Cholesterol 0mg 0%
Sodium 786mg 34%
Total Carbohydrate 40g 15%
Dietary Fiber 7g 24%
Protein 9g
Calcium 91mg 7%
*The % Daily Value (DV) tells you how much a nutrient in a food serving contributes to a daily diet. 2,000 calories a day is used for general nutrition advice.
(Nutrition information is calculated using an ingredient database and should be considered an estimate.)

Jook (rice porridge) was always eaten in Korea to stretch grains for the poor and to soothe sick, young, or elderly bellies. It is still enjoyed as a snack, as breakfast or another light meal, or as comfort food for the sick. Pat Jook is smooth and mild with a subtle sweetness, but can also be eaten without sugar in place of regular white rice.

Ingredients

  • 1 cup sweet red beans, soaked for 2 hours
  • 3/4 cup rice, soaked for 30 minutes
  • 2 tsp salt
  • 8 cups water
  • sugar (to taste)
  • Optional: sweet rice balls

Steps to Make It

  1. In a pot, parboil beans for a few minutes.

  2. Discard water.

  3. Add 8 cups of water and boil until beans are completely soft (2-3 hours).

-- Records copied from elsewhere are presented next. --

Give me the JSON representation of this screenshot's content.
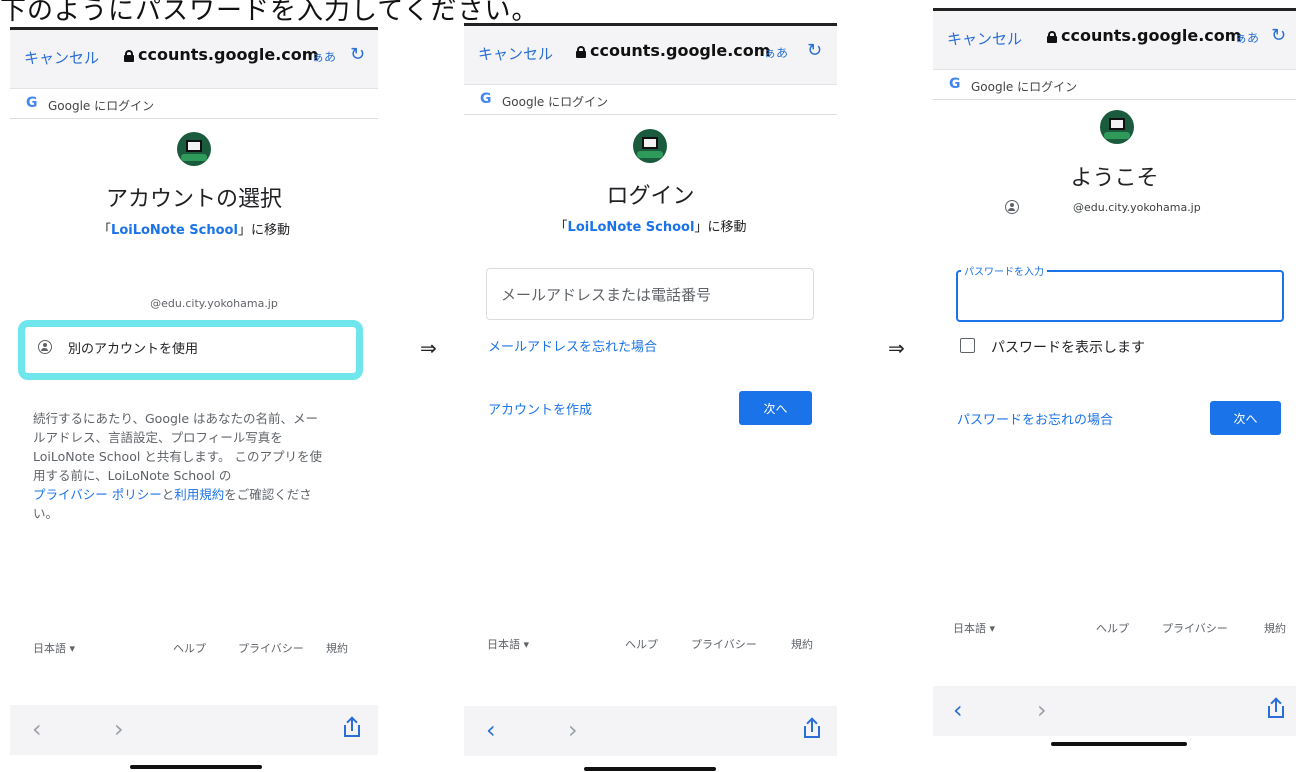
{
  "headline": "下のようにパスワードを入力してください。",
  "arrows": [
    "⇒",
    "⇒"
  ],
  "browser": {
    "cancel_label": "キャンセル",
    "url": "ccounts.google.com",
    "text_size_label": "ぁあ",
    "reload_icon": "reload-icon",
    "google_bar_logo": "G",
    "google_bar_text": "Google にログイン"
  },
  "footer": {
    "language": "日本語 ▾",
    "help": "ヘルプ",
    "privacy": "プライバシー",
    "terms": "規約"
  },
  "nav": {
    "back": "‹",
    "forward": "›"
  },
  "screen1": {
    "title": "アカウントの選択",
    "subtitle_prefix": "「",
    "app_name": "LoiLoNote School",
    "subtitle_suffix": "」に移動",
    "account_email": "@edu.city.yokohama.jp",
    "use_other_account": "別のアカウントを使用",
    "consent_line1": "続行するにあたり、Google はあなたの名前、メー",
    "consent_line2": "ルアドレス、言語設定、プロフィール写真を",
    "consent_line3": "LoiLoNote School と共有します。 このアプリを使",
    "consent_line4": "用する前に、LoiLoNote School の",
    "privacy_policy_link": "プライバシー ポリシー",
    "consent_and": "と",
    "terms_link": "利用規約",
    "consent_line5_end": "をご確認くださ",
    "consent_line6": "い。"
  },
  "screen2": {
    "title": "ログイン",
    "subtitle_prefix": "「",
    "app_name": "LoiLoNote School",
    "subtitle_suffix": "」に移動",
    "email_placeholder": "メールアドレスまたは電話番号",
    "forgot_email": "メールアドレスを忘れた場合",
    "create_account": "アカウントを作成",
    "next_button": "次へ"
  },
  "screen3": {
    "title": "ようこそ",
    "account_email": "@edu.city.yokohama.jp",
    "password_label": "パスワードを入力",
    "show_password": "パスワードを表示します",
    "forgot_password": "パスワードをお忘れの場合",
    "next_button": "次へ"
  }
}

  4. Save about 2 cups of liquid and drain the rest of the beans into a strainer.

  5. Add salt to beans and mash the beans in the strainer set on top of a bowl.

  6. Pour new water over beans and continue mashing, until you have about 7 cups of liquid.

  7. Discard skins in strainer.

  8. Add reserved boiled liquid to mashed bean liquid.

  9. Let the liquid stand undisturbed until bean solids settle.

  10. Add rice and most of bean liquid (without bean solids) to a pot.

  11. Bring to a boil and immediately reduce to simmer.

  12. Cook about 8 minutes, or until rice is tender.

  13. Add bean solids to jook in spoonfuls, stirring often so that it does not burn.

  14. If you want to serve with sweet rice balls, you can cut up store-bought sweet rice cakes (injulmi) into small cubes and add them to the jook when it's almost done.

  15. Serve hot bowls of jook with sugar so that diners can adjust it to their own sweetness level (or salt for a savory porridge).